=== Begin Enclosure ===

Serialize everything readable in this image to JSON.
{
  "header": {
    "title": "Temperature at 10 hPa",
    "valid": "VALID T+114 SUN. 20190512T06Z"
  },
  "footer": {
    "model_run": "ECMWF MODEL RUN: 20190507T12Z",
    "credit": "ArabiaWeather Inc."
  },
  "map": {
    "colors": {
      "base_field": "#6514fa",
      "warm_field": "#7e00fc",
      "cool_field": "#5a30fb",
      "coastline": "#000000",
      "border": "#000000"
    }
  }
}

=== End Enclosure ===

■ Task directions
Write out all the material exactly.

■ Result of the exercise
Serialize everything readable in this image to JSON.
{
  "header": {
    "title": "Temperature at 10 hPa",
    "valid": "VALID T+114 SUN. 20190512T06Z"
  },
  "footer": {
    "model_run": "ECMWF MODEL RUN: 20190507T12Z",
    "credit": "ArabiaWeather Inc."
  },
  "map": {
    "colors": {
      "base_field": "#6514fa",
      "warm_field": "#7e00fc",
      "cool_field": "#5a30fb",
      "coastline": "#000000",
      "border": "#000000"
    }
  }
}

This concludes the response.